For hope to lead to profound transformation, we must strive to:
- Reveal the revolving door among media, academia, government, and corporate greed, and educate the public about how decisions are being made without regard to unintended consequences.
- Reaffirm medical ethics - those lessons from history we must not take for granted. Emphasize the merits of the scientific method without discounting the art of healing.
- Encourage civil discourse and honest logical debate in order to seek truth for the betterment of humanity.
At the start of the pandemic, I was encouraged by the hard work and achievements of my fellow practicing physicians when treating this “novel” coronavirus. Of unknown etiology and pathophysiology, we collaborated and took charge, just as our education and training prepared us to do and despite many “administrative suits” trying to get in the way. We found strength in knowing this was our calling and our chance to show why practitioners need a seat at the Healthcare decision table.
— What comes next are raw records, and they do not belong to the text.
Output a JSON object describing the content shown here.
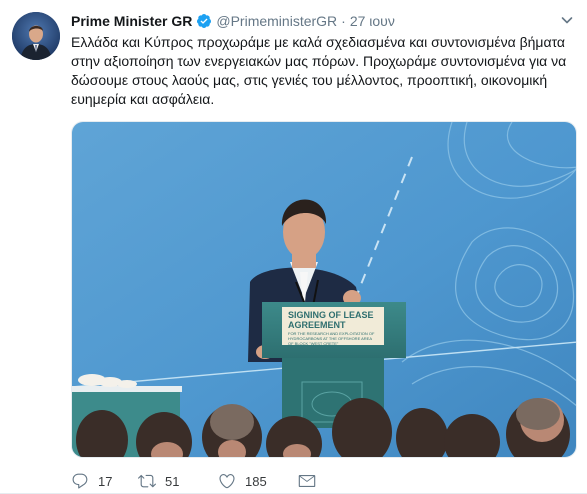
{
  "tweet": {
    "author_name": "Prime Minister GR",
    "handle": "@PrimeministerGR",
    "separator": "·",
    "time": "27 ιουν",
    "text": "Ελλάδα και Κύπρος προχωράμε με καλά σχεδιασμένα και συντονισμένα βήματα στην αξιοποίηση των ενεργειακών μας πόρων. Προχωράμε συντονισμένα για να δώσουμε στους λαούς μας, στις γενιές του μέλλοντος, προοπτική, οικονομική ευημερία και ασφάλεια.",
    "media": {
      "podium_sign_line1": "SIGNING OF LEASE",
      "podium_sign_line2": "AGREEMENT",
      "podium_sign_small": "FOR THE RESEARCH AND EXPLOITATION OF HYDROCARBONS AT THE OFFSHORE AREA OF BLOCK \"WEST CRETE\""
    },
    "actions": {
      "reply_count": "17",
      "retweet_count": "51",
      "like_count": "185"
    }
  },
  "icons": {
    "verified": "verified-badge-icon",
    "caret": "chevron-down-icon",
    "reply": "reply-icon",
    "retweet": "retweet-icon",
    "like": "heart-icon",
    "dm": "envelope-icon"
  },
  "colors": {
    "verified": "#1da1f2",
    "secondary_text": "#657786",
    "primary_text": "#14171a"
  }
}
But just as the division in our country grew, so did division amongst ourselves. Ideology began influencing medical decisions and instead of focusing on addressing root causes of our problems, we began arguing amongst ourselves and taking out frustrations on our patients (e.g., refusing to provide medical care based on vaccination status). It’s against this backdrop of chaos that poorly designed “anti-racist” policymaking in medicine has begun to spread, which should be alarming to us all.
While acknowledging disparities in health outcomes is imperative to achieving meaningful change, the “equity” not “equality” goals adopted by the AMA, among a growing number of academic institutions, is counterproductive and will ultimately cause more harm and division. Fortunately, organizations like the Foundation Against Intolerance & Racism (FAIR) are working to address this cultural shift, and instead promote a shared culture of fairness and understanding, rooted in our common humanity.
The “anti-racist” approach currently gaining momentum ignores confounding variables and inappropriately generalizes to solutions, relying on observed correlations as a substitute for analyzing and addressing root causations of perceived differences. As a result, conclusions, and the corresponding policy prescriptions, are fraught with error.
Proper tracking and analysis of potential harm doesn’t appear to even be considered. Moreover, negative unintended consequences can take decades to fully be appreciated, so needless suffering is currently being overlooked.
The growing division among physicians today regarding what is ethical anti-racism is quite troubling. The discussions regarding “Whiteness” seem no different than how my 100-year-old grandpa describes his “Jewness” according to the Soviet and Nazi regimes, which he thankfully survived.
I understand the historical context differences, but respectfully argue that we are seeing a parallel dehumanization of the individual. It was wrong then, and it is wrong now, no matter the skin color or group identity to which a person is assigned.
Medical Ethics, especially those reaffirmed after the atrocities of WW2, must be reiterated.
Medical Standards including what constitutes informed consent ought to be reasserted.
Transparency and Accountability in medical decision-making, access, and cost should be demanded.
Trust in the doctor-patient relationship needs to be reestablished.
When we took the Hippocratic oath, we committed to putting each individual life we are caring for first, no judgements, only empathy and good will. The current version of our medical system is robbing our society by silencing its healers and denying what is bordering on basic human rights. Ignoring history and denying pain is driving fear, shame, and guilt, which further divides us into growing tribal silos of hate, resentment, and imagined superiority.
We must learn from the past, acknowledge and process our emotions, heal our wounds, and with kindness, proceed in repairing our sense of shared humanity, so our children don’t continue repeating our generational suffering.
Over the coming months, I look forward to drawing attention to the current barriers doctors face just trying to care for their patients. In doing so, I hope to inspire constructive dialogue on how we can deliver more humanistic, affordable, and easily accessible medical care.